Figure 5: Example of the decision matrix with the assigned rankings.

No single characteristic accurately relates to the field performance of a turbine oil. As such, a decision matrix should be used when selecting a turbine oil for turbomachinery assets to ensure that the oil chosen can be ideally suited for the application.

Selecting a turbine oil based on physical values in its product data sheet or marketing claims is not an effective purchasing decision. Nor is there a correlation between the price of an oil and its field performance.

The best method for selecting turbine oils is to generate comparative test data in a controlled experiment—test turbine oils by stressing the oil following ASTM D7873’s procedure. Standard lubricant condition monitoring tests then analyze samples pulled after 3, 6, 9, and 12 weeks.

Throughout a 12-week aging period, the only significant changes in oil properties are its oxidation stability and varnish potential. Therefore, the tests that provide the most revealing data are the RULER (ASTM D6971), MPC (ASTM D7843), and RPVOT (ASTM D2272).

Many things have been learned by performing this test, such as:

  • There are significant performance differences between formulations.
  • Formulating an oil with both long-life and low deposits has been a challenge. However, the rate of improvement in both properties suggests that this elusive goal will be met soon.
  • The color of the oil is not related to its performance or varnish tendencies.
  • Initial RPVOT value doesn’t necessarily determine the life of the oil or deposit control characteristics. An oil’s RPVOT retention properties are more important to track.
  • A higher MPC doesn’t necessarily mean more degradation or more deposits. An MPC greater than 30 suggests that the oil is susceptible to forming deposits and warrants attention.

Finally, a Decision Matrix can be made from the test data and the various performance criterion weighted based on a customer’s application and needs. This allows various oil formulations to be benchmarked and provides a better selection guide for purchasing new turbine oils.

Elona Rista presented this paper at Oildoc Conference in May 2023

This paper is also an excerpt from the book, “Preventing Turbomachinery ‘Cholesterol’ – The Story of Varnish” by Greg Livingstone and Sanya Mathura, published by Industrial Press.


Greg Livingstone is Chief Innovation Officer for Fluitec. He has three decades of industrial lubrication experience focused on how lubricants degrade and to mitigate the risks associated with oil failure. He’s developed oil analysis tests, filtration technologies, solubility enhancers and other technologies used to increase the life and performance of industrial lubricants. He has volunteered in multiple industry organizations, such as STLE, ICML, and ASTM. Along his journey, he’s published over 70 papers on these subjects and has helped hundreds of clients in over 50 countries.

Elona Rista is the Product Support Manager for Solar Turbines’ Centaur 40 and Mercury 50 turbine models and the technical services subject-matter expert for lubrication oil.
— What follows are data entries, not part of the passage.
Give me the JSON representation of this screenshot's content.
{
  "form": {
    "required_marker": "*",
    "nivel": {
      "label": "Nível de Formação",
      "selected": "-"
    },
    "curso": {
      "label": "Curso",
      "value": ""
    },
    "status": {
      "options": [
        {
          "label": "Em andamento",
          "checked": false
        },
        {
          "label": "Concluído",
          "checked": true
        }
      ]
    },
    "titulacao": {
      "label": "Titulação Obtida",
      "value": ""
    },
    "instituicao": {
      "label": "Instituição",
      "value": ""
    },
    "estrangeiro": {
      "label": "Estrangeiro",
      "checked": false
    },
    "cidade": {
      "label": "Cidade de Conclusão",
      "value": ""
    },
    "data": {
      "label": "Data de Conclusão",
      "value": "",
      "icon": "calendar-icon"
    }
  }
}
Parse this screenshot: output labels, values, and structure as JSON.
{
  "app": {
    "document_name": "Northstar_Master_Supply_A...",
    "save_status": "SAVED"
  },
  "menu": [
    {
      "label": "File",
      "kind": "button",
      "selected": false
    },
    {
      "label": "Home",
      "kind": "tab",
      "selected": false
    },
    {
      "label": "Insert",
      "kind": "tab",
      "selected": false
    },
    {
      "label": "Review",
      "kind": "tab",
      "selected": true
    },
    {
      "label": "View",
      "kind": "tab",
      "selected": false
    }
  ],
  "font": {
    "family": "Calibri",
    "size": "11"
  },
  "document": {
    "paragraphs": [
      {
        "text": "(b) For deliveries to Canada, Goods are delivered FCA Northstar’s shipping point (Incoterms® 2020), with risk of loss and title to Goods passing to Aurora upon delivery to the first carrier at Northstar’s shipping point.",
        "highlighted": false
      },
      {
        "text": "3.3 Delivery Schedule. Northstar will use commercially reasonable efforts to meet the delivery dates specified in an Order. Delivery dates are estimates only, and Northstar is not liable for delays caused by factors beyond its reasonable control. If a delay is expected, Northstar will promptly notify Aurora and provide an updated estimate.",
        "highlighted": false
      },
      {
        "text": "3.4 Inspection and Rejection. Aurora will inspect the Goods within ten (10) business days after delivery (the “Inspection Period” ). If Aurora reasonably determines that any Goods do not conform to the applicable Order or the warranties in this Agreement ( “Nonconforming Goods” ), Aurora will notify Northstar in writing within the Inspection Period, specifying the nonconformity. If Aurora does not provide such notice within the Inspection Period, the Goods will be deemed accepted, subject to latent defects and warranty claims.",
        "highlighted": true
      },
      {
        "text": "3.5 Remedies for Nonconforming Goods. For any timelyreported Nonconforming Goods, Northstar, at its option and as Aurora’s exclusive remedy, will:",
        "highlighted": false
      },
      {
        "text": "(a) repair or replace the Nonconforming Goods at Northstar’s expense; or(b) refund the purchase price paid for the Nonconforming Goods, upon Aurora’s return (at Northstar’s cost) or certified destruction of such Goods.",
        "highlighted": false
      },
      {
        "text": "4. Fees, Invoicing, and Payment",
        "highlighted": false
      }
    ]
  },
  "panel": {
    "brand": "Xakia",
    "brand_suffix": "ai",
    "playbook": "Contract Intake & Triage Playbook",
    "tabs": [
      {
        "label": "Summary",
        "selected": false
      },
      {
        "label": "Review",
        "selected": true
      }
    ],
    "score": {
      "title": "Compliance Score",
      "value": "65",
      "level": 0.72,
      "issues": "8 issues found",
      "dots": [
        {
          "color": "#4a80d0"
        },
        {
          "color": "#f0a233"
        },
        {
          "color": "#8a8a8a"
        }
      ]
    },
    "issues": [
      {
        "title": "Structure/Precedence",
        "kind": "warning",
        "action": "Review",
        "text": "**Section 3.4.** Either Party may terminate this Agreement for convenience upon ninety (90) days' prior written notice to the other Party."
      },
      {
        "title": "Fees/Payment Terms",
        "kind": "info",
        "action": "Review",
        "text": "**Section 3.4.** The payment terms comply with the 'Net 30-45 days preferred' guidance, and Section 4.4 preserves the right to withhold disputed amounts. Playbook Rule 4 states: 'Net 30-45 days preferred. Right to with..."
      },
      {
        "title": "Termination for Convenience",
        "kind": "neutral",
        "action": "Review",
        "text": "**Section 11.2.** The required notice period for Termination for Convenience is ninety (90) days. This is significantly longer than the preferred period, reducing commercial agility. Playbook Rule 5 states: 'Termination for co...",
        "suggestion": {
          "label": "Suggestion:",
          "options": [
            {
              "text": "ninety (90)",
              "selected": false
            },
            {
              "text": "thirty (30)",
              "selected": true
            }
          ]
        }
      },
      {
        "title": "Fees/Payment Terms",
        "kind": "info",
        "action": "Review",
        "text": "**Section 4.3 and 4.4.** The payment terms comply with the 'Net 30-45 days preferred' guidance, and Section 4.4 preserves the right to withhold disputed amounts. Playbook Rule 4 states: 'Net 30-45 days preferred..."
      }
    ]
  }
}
She has her MS in Chemical Engineering from the University of Florida and her BS in chemical engineering from Wayne State University.